Hisdal served for 18 years in the British Columbia Dragoons, which is a descendant of the second Canadian Mounted Rifles, which fought in France and Flanders until the end of the First World War. Initially, the regiment had between 600 to 800 soldiers from the Okanagan Valley and Victoria.
According to the Canadian War Museum, Canadian troops were ordered to seize Vimy Ridge in April, 1917.
“Situated in northern France, the heavily-fortified seven-kilometre ridge held a commanding view over the allied lines. The Canadians would be assaulting over an open graveyard since previous French attacks had failed with more than 100,000 casualties,” reads the museum’s website.
“It’s like the hobbits and the ring in Lord of the Rings, we’re the hobbits,” Hisdal laughed. “The reward we got for the success at Vimy was more difficult objectives as they came up.”
To commence the 100th anniversary of Vimy Ridge, the Okanagan Military Museum is hosting a lecture series on topics which include: Vimy Pilgrimages Then and Now, The Great Way as a World and Colonial War, Nov. 2 from 5 to 6 p.m.; An Okanagan Regiment Captures the Centre of Vimy Ridge, Nov. 9 from 5 to 6 p.m.; Vernon Enemy Alien Internment Camp, Nov. 16 from 5 to 6 p.m. and Hell on Earth: Canada’s Passchendaele Offensive, 1917, Nov. 23 from 5 to 6 p.m.
In his lecture, An Okanagan Regiment Captures the Centre of Vimy Ridge, Hisdal will speak about the success of Okanagan Valley soldiers during the battle, which is viewed as a defining moment in Canadian history.
“They went from being very naive to very good and actually becoming superior. The Canadians became the best killer of Germans on the western front,” said Hisdal, adding Canadian soldiers being portrayed as victims isn’t realistic.
“They became very good at what they did and very aggressive. Vimy Ridge was where we learned to successfully fight a battle and put it all through three lines of trenches to take the object. From then on, we didn’t lose a single battle we were in (during the First World War).”
Retelling this history is important, so we don’t lose our achievements, said Hisdal.
“We fought hard and we earned ourselves a place in the world. We discovered we weren’t inferior to any of the militaries… and then we forgot about that, we’re constantly releasing it. We’re not a people that make movies about ourselves.”
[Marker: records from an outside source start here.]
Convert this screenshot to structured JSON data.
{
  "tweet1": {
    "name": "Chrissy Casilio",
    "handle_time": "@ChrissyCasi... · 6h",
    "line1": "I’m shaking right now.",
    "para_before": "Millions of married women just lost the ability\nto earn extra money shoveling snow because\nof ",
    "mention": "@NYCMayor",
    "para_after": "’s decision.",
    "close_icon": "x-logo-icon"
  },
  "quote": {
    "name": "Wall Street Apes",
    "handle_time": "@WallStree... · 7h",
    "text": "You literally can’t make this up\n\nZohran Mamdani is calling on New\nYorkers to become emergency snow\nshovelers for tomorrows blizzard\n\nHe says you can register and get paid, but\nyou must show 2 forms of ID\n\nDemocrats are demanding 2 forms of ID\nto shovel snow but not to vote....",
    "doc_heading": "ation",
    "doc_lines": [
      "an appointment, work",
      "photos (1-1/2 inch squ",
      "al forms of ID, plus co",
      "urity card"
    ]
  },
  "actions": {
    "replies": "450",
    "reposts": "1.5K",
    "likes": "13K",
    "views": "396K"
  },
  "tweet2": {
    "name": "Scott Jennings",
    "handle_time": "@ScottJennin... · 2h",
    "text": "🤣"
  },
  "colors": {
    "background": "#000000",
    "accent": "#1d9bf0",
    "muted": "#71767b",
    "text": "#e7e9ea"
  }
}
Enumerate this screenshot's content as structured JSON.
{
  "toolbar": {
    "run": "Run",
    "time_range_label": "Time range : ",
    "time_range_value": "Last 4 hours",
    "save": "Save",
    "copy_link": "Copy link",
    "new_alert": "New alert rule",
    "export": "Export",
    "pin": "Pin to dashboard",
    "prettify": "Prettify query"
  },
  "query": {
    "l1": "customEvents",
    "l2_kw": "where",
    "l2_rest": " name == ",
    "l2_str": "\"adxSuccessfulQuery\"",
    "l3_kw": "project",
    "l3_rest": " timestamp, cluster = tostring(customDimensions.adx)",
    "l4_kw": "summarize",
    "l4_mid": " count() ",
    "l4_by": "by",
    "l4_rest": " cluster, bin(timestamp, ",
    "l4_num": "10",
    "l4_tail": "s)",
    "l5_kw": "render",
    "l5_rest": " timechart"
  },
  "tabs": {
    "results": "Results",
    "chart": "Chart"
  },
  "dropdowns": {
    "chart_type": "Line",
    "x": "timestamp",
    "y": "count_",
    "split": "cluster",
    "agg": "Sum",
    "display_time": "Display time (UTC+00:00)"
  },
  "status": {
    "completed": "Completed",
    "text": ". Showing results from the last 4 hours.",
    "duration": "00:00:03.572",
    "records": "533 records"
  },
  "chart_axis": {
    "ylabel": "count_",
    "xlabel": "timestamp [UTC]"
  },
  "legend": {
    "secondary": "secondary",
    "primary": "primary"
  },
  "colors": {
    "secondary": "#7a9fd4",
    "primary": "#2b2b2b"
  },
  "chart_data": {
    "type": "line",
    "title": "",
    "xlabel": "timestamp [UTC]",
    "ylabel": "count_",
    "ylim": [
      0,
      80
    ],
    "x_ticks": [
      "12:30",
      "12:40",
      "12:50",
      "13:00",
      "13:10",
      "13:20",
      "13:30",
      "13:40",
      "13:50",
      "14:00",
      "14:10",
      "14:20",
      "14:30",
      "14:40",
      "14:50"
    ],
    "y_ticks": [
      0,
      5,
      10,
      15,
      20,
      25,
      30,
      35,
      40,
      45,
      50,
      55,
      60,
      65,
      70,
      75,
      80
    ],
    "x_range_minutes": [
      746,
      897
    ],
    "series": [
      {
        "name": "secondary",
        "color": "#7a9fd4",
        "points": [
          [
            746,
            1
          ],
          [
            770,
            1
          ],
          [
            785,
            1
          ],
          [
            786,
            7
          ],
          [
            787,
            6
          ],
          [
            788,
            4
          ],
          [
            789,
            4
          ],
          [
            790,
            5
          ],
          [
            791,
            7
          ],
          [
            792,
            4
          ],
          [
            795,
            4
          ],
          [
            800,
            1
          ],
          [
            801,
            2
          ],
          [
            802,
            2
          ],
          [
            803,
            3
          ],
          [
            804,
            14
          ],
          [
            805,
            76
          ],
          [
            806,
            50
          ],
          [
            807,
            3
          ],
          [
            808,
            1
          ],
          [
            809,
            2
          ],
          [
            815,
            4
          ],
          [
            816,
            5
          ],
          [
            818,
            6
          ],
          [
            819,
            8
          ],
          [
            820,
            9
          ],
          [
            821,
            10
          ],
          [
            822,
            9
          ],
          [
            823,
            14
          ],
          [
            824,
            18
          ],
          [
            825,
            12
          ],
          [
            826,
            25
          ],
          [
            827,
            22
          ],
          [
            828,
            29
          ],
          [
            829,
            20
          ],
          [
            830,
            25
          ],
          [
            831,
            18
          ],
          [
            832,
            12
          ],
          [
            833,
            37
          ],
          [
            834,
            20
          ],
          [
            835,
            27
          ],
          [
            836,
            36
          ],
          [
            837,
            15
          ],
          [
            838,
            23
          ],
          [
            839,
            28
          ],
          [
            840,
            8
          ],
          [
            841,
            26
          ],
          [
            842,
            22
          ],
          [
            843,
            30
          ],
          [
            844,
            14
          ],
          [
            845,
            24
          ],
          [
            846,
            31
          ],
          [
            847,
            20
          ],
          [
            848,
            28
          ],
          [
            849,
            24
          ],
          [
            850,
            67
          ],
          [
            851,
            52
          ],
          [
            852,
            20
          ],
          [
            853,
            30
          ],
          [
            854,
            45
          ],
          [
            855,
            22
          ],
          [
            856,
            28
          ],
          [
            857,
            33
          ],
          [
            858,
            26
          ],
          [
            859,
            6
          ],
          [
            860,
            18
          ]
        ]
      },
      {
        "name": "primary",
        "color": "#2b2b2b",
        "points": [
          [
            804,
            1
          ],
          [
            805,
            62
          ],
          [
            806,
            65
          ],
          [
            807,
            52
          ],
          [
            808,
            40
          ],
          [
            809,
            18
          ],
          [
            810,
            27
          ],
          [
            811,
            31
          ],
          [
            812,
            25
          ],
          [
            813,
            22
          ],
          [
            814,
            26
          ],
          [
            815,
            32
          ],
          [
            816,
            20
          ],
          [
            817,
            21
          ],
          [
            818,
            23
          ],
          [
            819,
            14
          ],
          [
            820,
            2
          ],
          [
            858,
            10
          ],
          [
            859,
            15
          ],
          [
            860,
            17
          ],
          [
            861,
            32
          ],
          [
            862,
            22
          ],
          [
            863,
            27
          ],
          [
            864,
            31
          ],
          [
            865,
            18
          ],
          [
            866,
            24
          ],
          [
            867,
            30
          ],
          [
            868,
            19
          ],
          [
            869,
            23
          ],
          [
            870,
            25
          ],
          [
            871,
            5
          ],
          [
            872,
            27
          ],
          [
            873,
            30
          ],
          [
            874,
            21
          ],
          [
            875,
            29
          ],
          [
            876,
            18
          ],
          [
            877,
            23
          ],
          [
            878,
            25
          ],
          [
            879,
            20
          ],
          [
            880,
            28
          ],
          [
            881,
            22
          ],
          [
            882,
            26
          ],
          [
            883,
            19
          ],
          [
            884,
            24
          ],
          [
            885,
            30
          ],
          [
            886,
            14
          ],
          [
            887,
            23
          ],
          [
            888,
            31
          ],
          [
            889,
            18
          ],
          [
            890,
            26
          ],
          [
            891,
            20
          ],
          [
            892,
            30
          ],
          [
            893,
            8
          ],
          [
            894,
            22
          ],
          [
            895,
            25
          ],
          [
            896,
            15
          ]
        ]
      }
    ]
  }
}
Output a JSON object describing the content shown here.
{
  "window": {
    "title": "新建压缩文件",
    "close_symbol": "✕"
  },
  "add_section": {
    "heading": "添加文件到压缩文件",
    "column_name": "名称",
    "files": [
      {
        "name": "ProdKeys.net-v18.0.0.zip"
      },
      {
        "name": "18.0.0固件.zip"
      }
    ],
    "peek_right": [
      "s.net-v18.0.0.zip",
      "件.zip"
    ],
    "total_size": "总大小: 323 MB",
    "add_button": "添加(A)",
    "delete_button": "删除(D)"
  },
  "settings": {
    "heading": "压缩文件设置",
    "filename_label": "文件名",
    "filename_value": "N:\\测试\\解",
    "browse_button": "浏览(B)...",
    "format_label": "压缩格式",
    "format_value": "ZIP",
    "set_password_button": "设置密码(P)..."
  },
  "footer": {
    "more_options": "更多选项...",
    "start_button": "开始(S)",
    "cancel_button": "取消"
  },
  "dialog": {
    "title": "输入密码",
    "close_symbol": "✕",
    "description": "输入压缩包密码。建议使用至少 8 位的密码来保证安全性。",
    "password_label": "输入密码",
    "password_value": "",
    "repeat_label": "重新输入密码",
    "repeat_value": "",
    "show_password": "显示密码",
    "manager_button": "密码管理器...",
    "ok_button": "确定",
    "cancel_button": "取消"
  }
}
The lecture will have an outside component to show the public how Canadians took the ridge.
According to Keith Boehmer, of the Okanagan Military Museum, the museum has run several speaker series to honour the centennial of the First World War throughout the year.
Highlighting these events near Remembrance Day is important because it’s a time to draw the public to these themes that other times in the year they may gloss over, he said.
He recommends seeing the internment presentation, as it speaks to a broader audience. “Which speaks about our current immigrant process,” and how originally welcomed, immigrants are turned and ostracized, he said.
To report a typo, email: email@example.com.